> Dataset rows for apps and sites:

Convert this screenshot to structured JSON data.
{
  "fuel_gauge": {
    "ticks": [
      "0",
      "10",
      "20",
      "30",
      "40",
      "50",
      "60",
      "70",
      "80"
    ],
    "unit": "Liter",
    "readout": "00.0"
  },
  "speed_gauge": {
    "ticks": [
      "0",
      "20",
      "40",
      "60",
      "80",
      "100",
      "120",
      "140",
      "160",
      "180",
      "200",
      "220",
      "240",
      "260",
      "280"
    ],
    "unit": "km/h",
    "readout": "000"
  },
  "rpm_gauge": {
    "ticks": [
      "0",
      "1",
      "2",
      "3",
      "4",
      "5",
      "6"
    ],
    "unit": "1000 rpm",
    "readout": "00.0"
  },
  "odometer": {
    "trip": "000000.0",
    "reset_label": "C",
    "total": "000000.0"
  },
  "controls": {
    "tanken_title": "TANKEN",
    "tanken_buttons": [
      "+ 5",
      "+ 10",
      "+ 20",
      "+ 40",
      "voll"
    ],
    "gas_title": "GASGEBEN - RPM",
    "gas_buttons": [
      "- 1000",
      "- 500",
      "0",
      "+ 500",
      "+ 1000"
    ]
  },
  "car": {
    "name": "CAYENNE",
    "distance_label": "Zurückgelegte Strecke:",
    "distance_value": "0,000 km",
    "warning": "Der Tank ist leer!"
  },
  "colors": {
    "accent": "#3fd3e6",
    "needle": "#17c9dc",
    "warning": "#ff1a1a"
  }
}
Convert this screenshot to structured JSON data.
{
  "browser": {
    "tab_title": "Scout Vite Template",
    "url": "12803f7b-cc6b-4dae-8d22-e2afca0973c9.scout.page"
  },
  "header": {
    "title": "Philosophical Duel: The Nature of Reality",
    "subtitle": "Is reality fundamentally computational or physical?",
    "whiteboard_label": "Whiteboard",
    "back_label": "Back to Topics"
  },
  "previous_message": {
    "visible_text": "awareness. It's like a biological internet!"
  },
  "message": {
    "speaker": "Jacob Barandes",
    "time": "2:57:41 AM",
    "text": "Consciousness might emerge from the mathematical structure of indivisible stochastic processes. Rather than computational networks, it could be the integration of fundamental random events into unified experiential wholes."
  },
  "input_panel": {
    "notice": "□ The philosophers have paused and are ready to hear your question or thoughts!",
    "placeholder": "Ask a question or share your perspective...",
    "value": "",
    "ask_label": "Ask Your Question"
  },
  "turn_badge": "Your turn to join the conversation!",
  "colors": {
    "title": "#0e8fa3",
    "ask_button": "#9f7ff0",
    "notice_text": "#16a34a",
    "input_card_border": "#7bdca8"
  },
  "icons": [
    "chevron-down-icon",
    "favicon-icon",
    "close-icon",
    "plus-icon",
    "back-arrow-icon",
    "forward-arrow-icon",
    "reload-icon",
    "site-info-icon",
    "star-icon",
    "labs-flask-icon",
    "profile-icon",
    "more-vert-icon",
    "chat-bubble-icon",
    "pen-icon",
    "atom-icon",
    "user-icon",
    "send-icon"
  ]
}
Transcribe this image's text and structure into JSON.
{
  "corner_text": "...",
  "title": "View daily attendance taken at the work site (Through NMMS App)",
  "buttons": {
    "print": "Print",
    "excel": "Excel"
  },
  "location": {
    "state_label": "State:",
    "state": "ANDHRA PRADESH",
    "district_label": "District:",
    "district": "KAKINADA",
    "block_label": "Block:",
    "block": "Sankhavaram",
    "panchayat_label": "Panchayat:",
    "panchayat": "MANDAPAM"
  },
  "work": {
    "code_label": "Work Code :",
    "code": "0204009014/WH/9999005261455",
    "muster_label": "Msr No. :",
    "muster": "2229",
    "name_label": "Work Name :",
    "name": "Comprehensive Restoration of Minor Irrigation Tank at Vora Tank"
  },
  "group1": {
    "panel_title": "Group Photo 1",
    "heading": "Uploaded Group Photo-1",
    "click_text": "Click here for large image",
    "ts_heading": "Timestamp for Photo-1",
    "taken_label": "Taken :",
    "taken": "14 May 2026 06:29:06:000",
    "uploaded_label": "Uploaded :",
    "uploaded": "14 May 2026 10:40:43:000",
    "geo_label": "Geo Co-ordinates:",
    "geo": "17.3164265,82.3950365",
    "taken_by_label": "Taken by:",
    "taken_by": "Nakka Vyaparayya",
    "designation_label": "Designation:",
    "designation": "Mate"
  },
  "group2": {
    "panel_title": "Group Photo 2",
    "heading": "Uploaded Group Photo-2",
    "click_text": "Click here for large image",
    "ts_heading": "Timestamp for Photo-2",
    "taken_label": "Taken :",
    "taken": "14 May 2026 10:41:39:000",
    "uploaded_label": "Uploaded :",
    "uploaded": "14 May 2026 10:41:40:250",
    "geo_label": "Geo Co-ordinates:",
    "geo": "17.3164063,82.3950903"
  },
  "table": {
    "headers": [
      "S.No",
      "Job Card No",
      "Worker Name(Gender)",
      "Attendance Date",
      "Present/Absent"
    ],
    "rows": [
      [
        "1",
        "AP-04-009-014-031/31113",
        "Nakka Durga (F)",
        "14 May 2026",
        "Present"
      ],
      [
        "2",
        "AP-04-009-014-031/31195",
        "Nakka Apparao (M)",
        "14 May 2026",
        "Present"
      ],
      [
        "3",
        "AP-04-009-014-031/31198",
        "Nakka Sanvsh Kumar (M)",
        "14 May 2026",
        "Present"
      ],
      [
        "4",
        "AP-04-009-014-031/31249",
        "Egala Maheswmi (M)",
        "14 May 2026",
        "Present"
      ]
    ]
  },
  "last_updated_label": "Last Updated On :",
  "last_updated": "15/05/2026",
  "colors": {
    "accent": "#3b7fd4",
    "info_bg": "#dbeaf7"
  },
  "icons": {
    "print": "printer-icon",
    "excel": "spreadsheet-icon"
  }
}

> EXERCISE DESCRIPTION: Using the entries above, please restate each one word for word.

> SOLUTION TO THE PROBLEM:
Convert this screenshot to structured JSON data.
{
  "fuel_gauge": {
    "ticks": [
      "0",
      "10",
      "20",
      "30",
      "40",
      "50",
      "60",
      "70",
      "80"
    ],
    "unit": "Liter",
    "readout": "00.0"
  },
  "speed_gauge": {
    "ticks": [
      "0",
      "20",
      "40",
      "60",
      "80",
      "100",
      "120",
      "140",
      "160",
      "180",
      "200",
      "220",
      "240",
      "260",
      "280"
    ],
    "unit": "km/h",
    "readout": "000"
  },
  "rpm_gauge": {
    "ticks": [
      "0",
      "1",
      "2",
      "3",
      "4",
      "5",
      "6"
    ],
    "unit": "1000 rpm",
    "readout": "00.0"
  },
  "odometer": {
    "trip": "000000.0",
    "reset_label": "C",
    "total": "000000.0"
  },
  "controls": {
    "tanken_title": "TANKEN",
    "tanken_buttons": [
      "+ 5",
      "+ 10",
      "+ 20",
      "+ 40",
      "voll"
    ],
    "gas_title": "GASGEBEN - RPM",
    "gas_buttons": [
      "- 1000",
      "- 500",
      "0",
      "+ 500",
      "+ 1000"
    ]
  },
  "car": {
    "name": "CAYENNE",
    "distance_label": "Zurückgelegte Strecke:",
    "distance_value": "0,000 km",
    "warning": "Der Tank ist leer!"
  },
  "colors": {
    "accent": "#3fd3e6",
    "needle": "#17c9dc",
    "warning": "#ff1a1a"
  }
}
Convert this screenshot to structured JSON data.
{
  "browser": {
    "tab_title": "Scout Vite Template",
    "url": "12803f7b-cc6b-4dae-8d22-e2afca0973c9.scout.page"
  },
  "header": {
    "title": "Philosophical Duel: The Nature of Reality",
    "subtitle": "Is reality fundamentally computational or physical?",
    "whiteboard_label": "Whiteboard",
    "back_label": "Back to Topics"
  },
  "previous_message": {
    "visible_text": "awareness. It's like a biological internet!"
  },
  "message": {
    "speaker": "Jacob Barandes",
    "time": "2:57:41 AM",
    "text": "Consciousness might emerge from the mathematical structure of indivisible stochastic processes. Rather than computational networks, it could be the integration of fundamental random events into unified experiential wholes."
  },
  "input_panel": {
    "notice": "□ The philosophers have paused and are ready to hear your question or thoughts!",
    "placeholder": "Ask a question or share your perspective...",
    "value": "",
    "ask_label": "Ask Your Question"
  },
  "turn_badge": "Your turn to join the conversation!",
  "colors": {
    "title": "#0e8fa3",
    "ask_button": "#9f7ff0",
    "notice_text": "#16a34a",
    "input_card_border": "#7bdca8"
  },
  "icons": [
    "chevron-down-icon",
    "favicon-icon",
    "close-icon",
    "plus-icon",
    "back-arrow-icon",
    "forward-arrow-icon",
    "reload-icon",
    "site-info-icon",
    "star-icon",
    "labs-flask-icon",
    "profile-icon",
    "more-vert-icon",
    "chat-bubble-icon",
    "pen-icon",
    "atom-icon",
    "user-icon",
    "send-icon"
  ]
}
Transcribe this image's text and structure into JSON.
{
  "corner_text": "...",
  "title": "View daily attendance taken at the work site (Through NMMS App)",
  "buttons": {
    "print": "Print",
    "excel": "Excel"
  },
  "location": {
    "state_label": "State:",
    "state": "ANDHRA PRADESH",
    "district_label": "District:",
    "district": "KAKINADA",
    "block_label": "Block:",
    "block": "Sankhavaram",
    "panchayat_label": "Panchayat:",
    "panchayat": "MANDAPAM"
  },
  "work": {
    "code_label": "Work Code :",
    "code": "0204009014/WH/9999005261455",
    "muster_label": "Msr No. :",
    "muster": "2229",
    "name_label": "Work Name :",
    "name": "Comprehensive Restoration of Minor Irrigation Tank at Vora Tank"
  },
  "group1": {
    "panel_title": "Group Photo 1",
    "heading": "Uploaded Group Photo-1",
    "click_text": "Click here for large image",
    "ts_heading": "Timestamp for Photo-1",
    "taken_label": "Taken :",
    "taken": "14 May 2026 06:29:06:000",
    "uploaded_label": "Uploaded :",
    "uploaded": "14 May 2026 10:40:43:000",
    "geo_label": "Geo Co-ordinates:",
    "geo": "17.3164265,82.3950365",
    "taken_by_label": "Taken by:",
    "taken_by": "Nakka Vyaparayya",
    "designation_label": "Designation:",
    "designation": "Mate"
  },
  "group2": {
    "panel_title": "Group Photo 2",
    "heading": "Uploaded Group Photo-2",
    "click_text": "Click here for large image",
    "ts_heading": "Timestamp for Photo-2",
    "taken_label": "Taken :",
    "taken": "14 May 2026 10:41:39:000",
    "uploaded_label": "Uploaded :",
    "uploaded": "14 May 2026 10:41:40:250",
    "geo_label": "Geo Co-ordinates:",
    "geo": "17.3164063,82.3950903"
  },
  "table": {
    "headers": [
      "S.No",
      "Job Card No",
      "Worker Name(Gender)",
      "Attendance Date",
      "Present/Absent"
    ],
    "rows": [
      [
        "1",
        "AP-04-009-014-031/31113",
        "Nakka Durga (F)",
        "14 May 2026",
        "Present"
      ],
      [
        "2",
        "AP-04-009-014-031/31195",
        "Nakka Apparao (M)",
        "14 May 2026",
        "Present"
      ],
      [
        "3",
        "AP-04-009-014-031/31198",
        "Nakka Sanvsh Kumar (M)",
        "14 May 2026",
        "Present"
      ],
      [
        "4",
        "AP-04-009-014-031/31249",
        "Egala Maheswmi (M)",
        "14 May 2026",
        "Present"
      ]
    ]
  },
  "last_updated_label": "Last Updated On :",
  "last_updated": "15/05/2026",
  "colors": {
    "accent": "#3b7fd4",
    "info_bg": "#dbeaf7"
  },
  "icons": {
    "print": "printer-icon",
    "excel": "spreadsheet-icon"
  }
}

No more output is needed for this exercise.